On Tuesday, March 22 at the Council of Lutheran Churches held a short lecture on Lutheran understanding of Grace, inspired by one of the Lutheran theological principles “Grace Alone”. CLC General Secretary Dr Anna Krauß delivered a little lecture, Bishop Tor B lead the evening prayer, and thereafter all were invited to a reception with drinks and nibbles. The event took place at St. Marien mit St. Georg German Lutheran Church London, 10 Sandwich street, London WC1H 9PL. Watch the recording of the lecture and evening prayer here:

Talk and reception on March 22 – A Lutheran Perspective on Grace

The phrase sola gratia is certainly a catchphrase of Lutheran theology but what does it actually mean, why is it so radical, and how does this doctrinal statement actually impact our lives as individuals and our relationship with others? These questions are not just a dry discussion of the minutiae of Lutheran theology on justification. In a world deeply troubled by conflict and disagreement, reflecting on the meaning and power of grace seems as important as ever.

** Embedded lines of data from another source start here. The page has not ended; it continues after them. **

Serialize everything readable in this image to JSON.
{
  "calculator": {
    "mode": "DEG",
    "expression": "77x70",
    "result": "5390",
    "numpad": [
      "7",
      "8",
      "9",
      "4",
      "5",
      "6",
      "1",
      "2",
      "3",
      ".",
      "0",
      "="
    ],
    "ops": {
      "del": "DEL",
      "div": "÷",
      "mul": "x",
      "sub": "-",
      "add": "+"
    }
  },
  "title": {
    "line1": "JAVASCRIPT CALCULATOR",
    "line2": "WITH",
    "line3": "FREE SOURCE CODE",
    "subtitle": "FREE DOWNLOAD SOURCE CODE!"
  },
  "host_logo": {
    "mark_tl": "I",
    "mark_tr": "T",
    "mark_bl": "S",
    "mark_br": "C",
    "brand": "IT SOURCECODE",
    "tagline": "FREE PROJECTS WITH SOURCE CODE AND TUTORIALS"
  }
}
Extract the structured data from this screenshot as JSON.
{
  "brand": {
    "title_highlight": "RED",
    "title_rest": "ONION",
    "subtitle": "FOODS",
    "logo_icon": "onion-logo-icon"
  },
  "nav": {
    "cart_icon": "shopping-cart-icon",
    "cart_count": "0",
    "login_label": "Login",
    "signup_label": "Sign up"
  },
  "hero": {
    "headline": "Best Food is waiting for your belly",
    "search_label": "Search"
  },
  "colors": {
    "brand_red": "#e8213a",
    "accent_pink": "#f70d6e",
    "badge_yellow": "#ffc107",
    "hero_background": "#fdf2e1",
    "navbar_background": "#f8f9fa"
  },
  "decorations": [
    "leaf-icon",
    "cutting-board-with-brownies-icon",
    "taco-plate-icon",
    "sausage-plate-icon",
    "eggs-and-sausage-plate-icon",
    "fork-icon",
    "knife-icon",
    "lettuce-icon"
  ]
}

The General Secretary of CLC, Dr. Anna Krauß, will explore the concept of grace from a Lutheran perspective in a talk on 22nd March 2022 at St. Mary’s German Church. The event will start at 6pm with evening prayer and will be followed by a reception. All welcome!

Lutherans in the UK – Living Grace: Climate Crisis and Sustainability

CLC is happy to publish the second episode of our new podcast “Lutherans in the UK – Living Grace”. In this “Christmas” episode we highlight our responsibility as people of faith in the midst of a climate crisis – what we can do both as individuals and as active members of our communities. The episode also takes us to the Finnish Church Christmas market in London and describes the renovated St Mary’s German Lutheran Church in Sandwich Street.